* Work task *
Exact reproduction of the listing is required. Pictures are not reproduced.

* Given data *
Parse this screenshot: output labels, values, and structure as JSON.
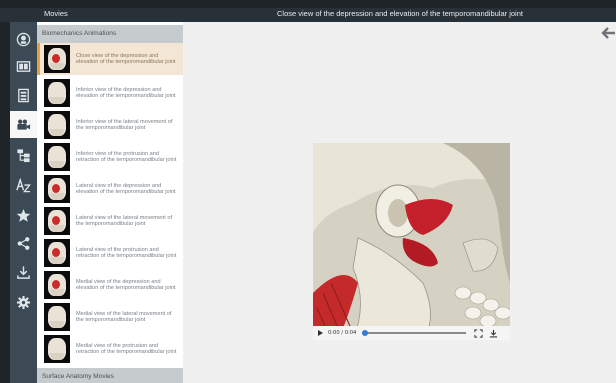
{
  "header": {
    "panel_title": "Movies",
    "page_title": "Close view of the depression and elevation of the temporomandibular joint"
  },
  "sections": [
    {
      "title": "Biomechanics Animations",
      "items": [
        {
          "label": "Close view of the depression and elevation of the temporomandibular joint",
          "selected": true
        },
        {
          "label": "Inferior view of the depression and elevation of the temporomandibular joint"
        },
        {
          "label": "Inferior view of the lateral movement of the temporomandibular joint"
        },
        {
          "label": "Inferior view of the protrusion and retraction of the temporomandibular joint"
        },
        {
          "label": "Lateral view of the depression and elevation of the temporomandibular joint"
        },
        {
          "label": "Lateral view of the lateral movement of the temporomandibular joint"
        },
        {
          "label": "Lateral view of the protrusion and retraction of the temporomandibular joint"
        },
        {
          "label": "Medial view of the depression and elevation of the temporomandibular joint"
        },
        {
          "label": "Medial view of the lateral movement of the temporomandibular joint"
        },
        {
          "label": "Medial view of the protrusion and retraction of the temporomandibular joint"
        }
      ]
    },
    {
      "title": "Surface Anatomy Movies",
      "items": []
    }
  ],
  "rail": {
    "icons": [
      "anatomy-model-icon",
      "gallery-icon",
      "scan-icon",
      "movies-icon",
      "structures-icon",
      "a-to-z-icon",
      "favorites-icon",
      "share-icon",
      "download-icon",
      "settings-icon"
    ],
    "active": "movies-icon"
  },
  "video": {
    "time": "0:00 / 0:04",
    "progress": 0.0
  },
  "colors": {
    "accent": "#e8a23e",
    "rail": "#3b4a54",
    "selected_bg": "#f3e6d4",
    "muscle": "#cc2b2b",
    "progress": "#3b7bd4"
  }
}
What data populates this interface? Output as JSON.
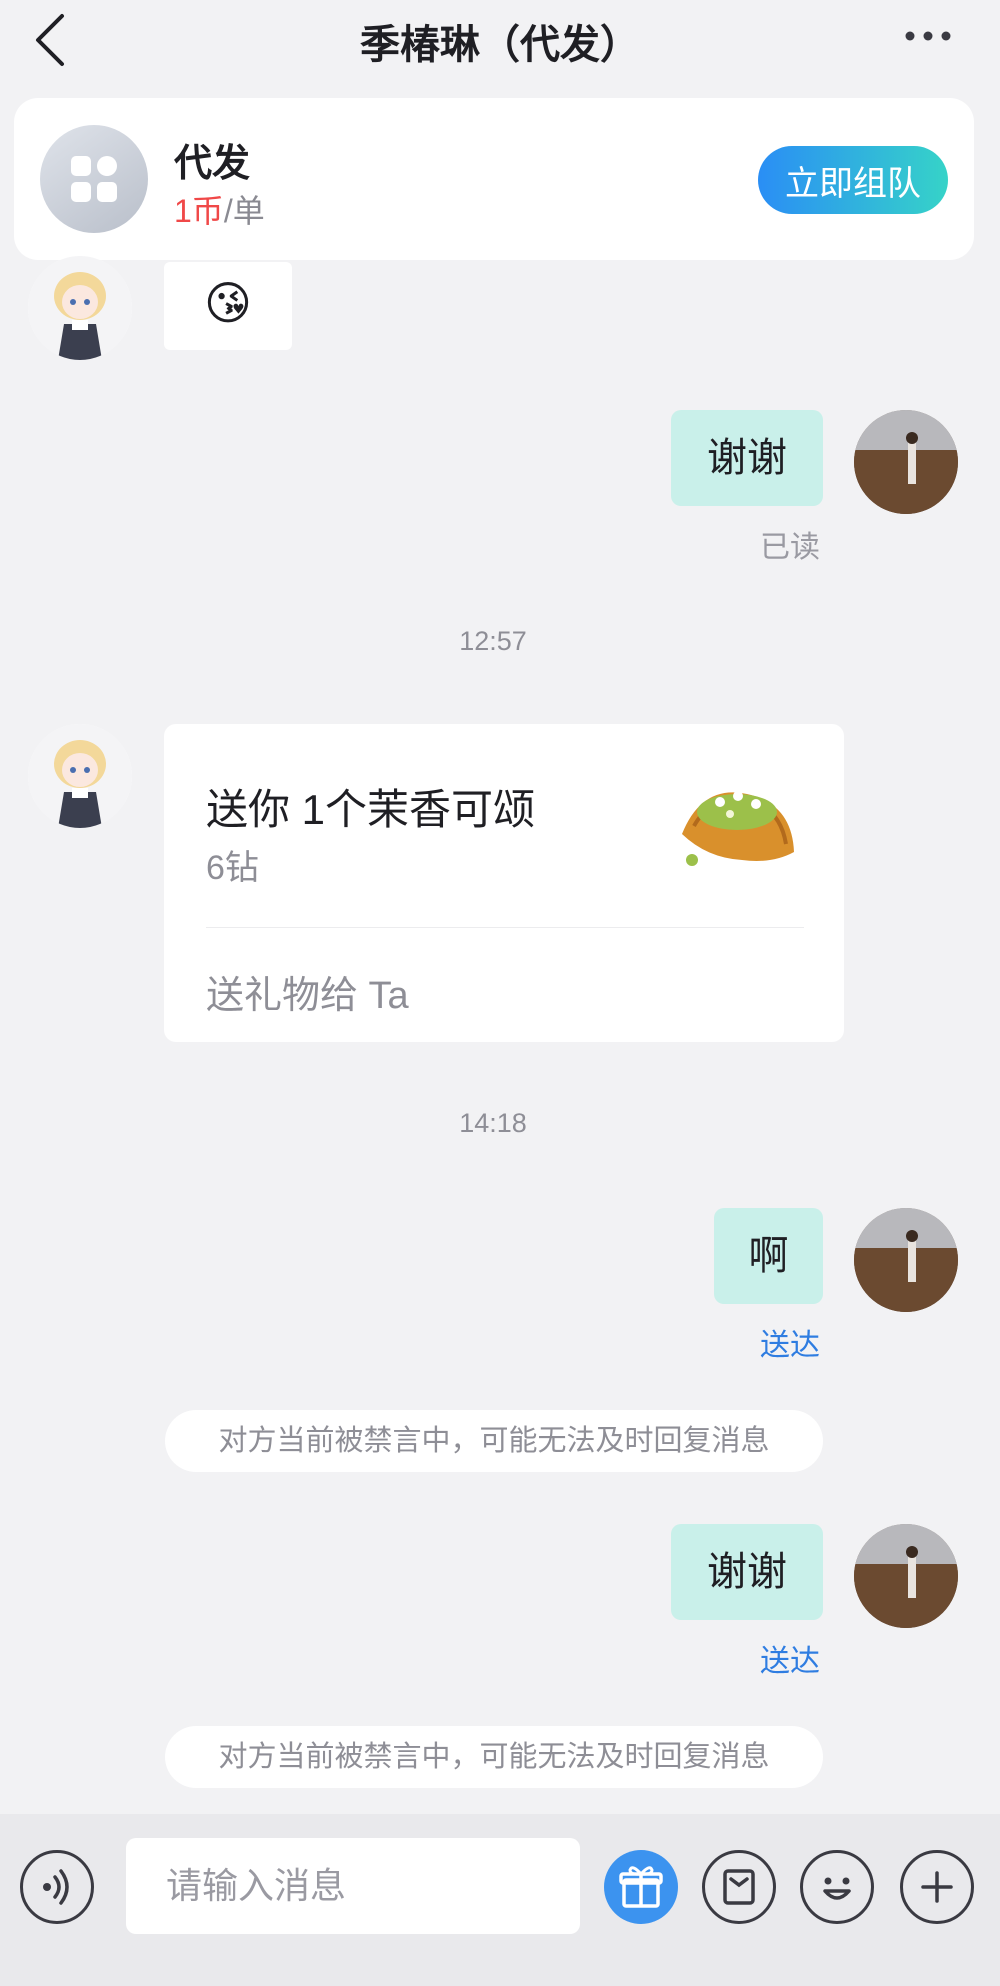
{
  "header": {
    "title": "季椿琳（代发）"
  },
  "service_card": {
    "name": "代发",
    "price_amount": "1币",
    "price_unit": "/单",
    "team_button": "立即组队"
  },
  "messages": {
    "m1_emoji": "😘",
    "m2_text": "谢谢",
    "m2_status": "已读",
    "time1": "12:57",
    "gift": {
      "title": "送你 1个茉香可颂",
      "price": "6钻",
      "send_label": "送礼物给 Ta"
    },
    "time2": "14:18",
    "m3_text": "啊",
    "m3_status": "送达",
    "notice1": "对方当前被禁言中，可能无法及时回复消息",
    "m4_text": "谢谢",
    "m4_status": "送达",
    "notice2": "对方当前被禁言中，可能无法及时回复消息"
  },
  "input_bar": {
    "placeholder": "请输入消息"
  },
  "colors": {
    "accent_blue": "#2f7de1",
    "price_red": "#f04848",
    "bubble_out": "#c9f0ea",
    "gift_button": "#3c93ef"
  },
  "icons": [
    "back-icon",
    "more-icon",
    "grid-icon",
    "voice-icon",
    "gift-icon",
    "card-icon",
    "emoji-icon",
    "plus-icon"
  ]
}
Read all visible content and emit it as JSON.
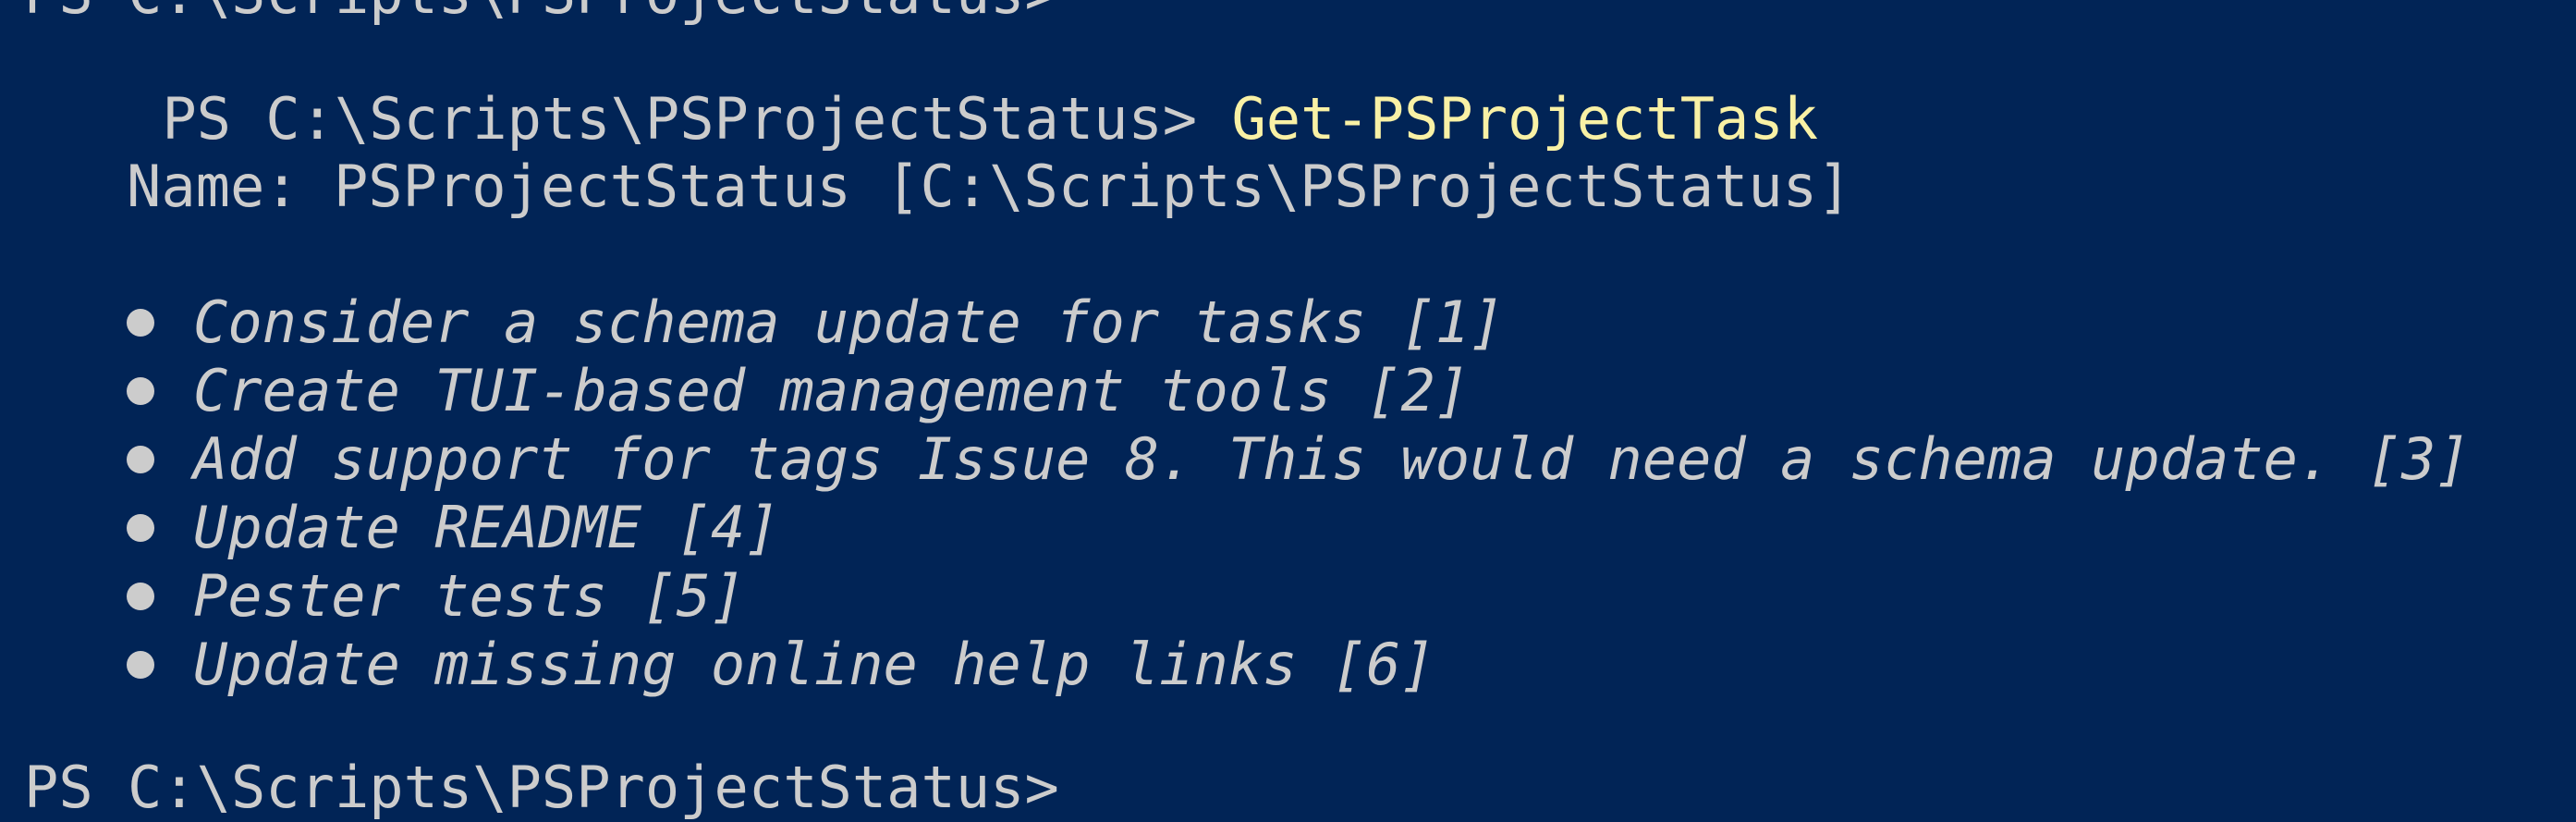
{
  "terminal": {
    "previous_prompt": "PS C:\\Scripts\\PSProjectStatus>",
    "prompt": "PS C:\\Scripts\\PSProjectStatus>",
    "command": "Get-PSProjectTask",
    "name_line": "Name: PSProjectStatus [C:\\Scripts\\PSProjectStatus]",
    "next_prompt": "PS C:\\Scripts\\PSProjectStatus>",
    "tasks": [
      {
        "icon": "bullet-icon",
        "text": "Consider a schema update for tasks [1]"
      },
      {
        "icon": "bullet-icon",
        "text": "Create TUI-based management tools [2]"
      },
      {
        "icon": "bullet-icon",
        "text": "Add support for tags Issue 8. This would need a schema update. [3]"
      },
      {
        "icon": "bullet-icon",
        "text": "Update README [4]"
      },
      {
        "icon": "bullet-icon",
        "text": "Pester tests [5]"
      },
      {
        "icon": "bullet-icon",
        "text": "Update missing online help links [6]"
      }
    ],
    "colors": {
      "background": "#012456",
      "text": "#cccccc",
      "command": "#f9f1a5"
    }
  }
}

* Exercise response *
Parse this screenshot: output labels, values, and structure as JSON.
{
  "header": {
    "panel_title": "Movies",
    "page_title": "Close view of the depression and elevation of the temporomandibular joint"
  },
  "sections": [
    {
      "title": "Biomechanics Animations",
      "items": [
        {
          "label": "Close view of the depression and elevation of the temporomandibular joint",
          "selected": true
        },
        {
          "label": "Inferior view of the depression and elevation of the temporomandibular joint"
        },
        {
          "label": "Inferior view of the lateral movement of the temporomandibular joint"
        },
        {
          "label": "Inferior view of the protrusion and retraction of the temporomandibular joint"
        },
        {
          "label": "Lateral view of the depression and elevation of the temporomandibular joint"
        },
        {
          "label": "Lateral view of the lateral movement of the temporomandibular joint"
        },
        {
          "label": "Lateral view of the protrusion and retraction of the temporomandibular joint"
        },
        {
          "label": "Medial view of the depression and elevation of the temporomandibular joint"
        },
        {
          "label": "Medial view of the lateral movement of the temporomandibular joint"
        },
        {
          "label": "Medial view of the protrusion and retraction of the temporomandibular joint"
        }
      ]
    },
    {
      "title": "Surface Anatomy Movies",
      "items": []
    }
  ],
  "rail": {
    "icons": [
      "anatomy-model-icon",
      "gallery-icon",
      "scan-icon",
      "movies-icon",
      "structures-icon",
      "a-to-z-icon",
      "favorites-icon",
      "share-icon",
      "download-icon",
      "settings-icon"
    ],
    "active": "movies-icon"
  },
  "video": {
    "time": "0:00 / 0:04",
    "progress": 0.0
  },
  "colors": {
    "accent": "#e8a23e",
    "rail": "#3b4a54",
    "selected_bg": "#f3e6d4",
    "muscle": "#cc2b2b",
    "progress": "#3b7bd4"
  }
}
What data populates this interface? Output as JSON.
{
  "header": {
    "title": "季椿琳（代发）"
  },
  "service_card": {
    "name": "代发",
    "price_amount": "1币",
    "price_unit": "/单",
    "team_button": "立即组队"
  },
  "messages": {
    "m1_emoji": "😘",
    "m2_text": "谢谢",
    "m2_status": "已读",
    "time1": "12:57",
    "gift": {
      "title": "送你 1个茉香可颂",
      "price": "6钻",
      "send_label": "送礼物给 Ta"
    },
    "time2": "14:18",
    "m3_text": "啊",
    "m3_status": "送达",
    "notice1": "对方当前被禁言中，可能无法及时回复消息",
    "m4_text": "谢谢",
    "m4_status": "送达",
    "notice2": "对方当前被禁言中，可能无法及时回复消息"
  },
  "input_bar": {
    "placeholder": "请输入消息"
  },
  "colors": {
    "accent_blue": "#2f7de1",
    "price_red": "#f04848",
    "bubble_out": "#c9f0ea",
    "gift_button": "#3c93ef"
  },
  "icons": [
    "back-icon",
    "more-icon",
    "grid-icon",
    "voice-icon",
    "gift-icon",
    "card-icon",
    "emoji-icon",
    "plus-icon"
  ]
}
Read all visible content and emit it as JSON.
{
  "terminal": {
    "previous_prompt": "PS C:\\Scripts\\PSProjectStatus>",
    "prompt": "PS C:\\Scripts\\PSProjectStatus>",
    "command": "Get-PSProjectTask",
    "name_line": "Name: PSProjectStatus [C:\\Scripts\\PSProjectStatus]",
    "next_prompt": "PS C:\\Scripts\\PSProjectStatus>",
    "tasks": [
      {
        "icon": "bullet-icon",
        "text": "Consider a schema update for tasks [1]"
      },
      {
        "icon": "bullet-icon",
        "text": "Create TUI-based management tools [2]"
      },
      {
        "icon": "bullet-icon",
        "text": "Add support for tags Issue 8. This would need a schema update. [3]"
      },
      {
        "icon": "bullet-icon",
        "text": "Update README [4]"
      },
      {
        "icon": "bullet-icon",
        "text": "Pester tests [5]"
      },
      {
        "icon": "bullet-icon",
        "text": "Update missing online help links [6]"
      }
    ],
    "colors": {
      "background": "#012456",
      "text": "#cccccc",
      "command": "#f9f1a5"
    }
  }
}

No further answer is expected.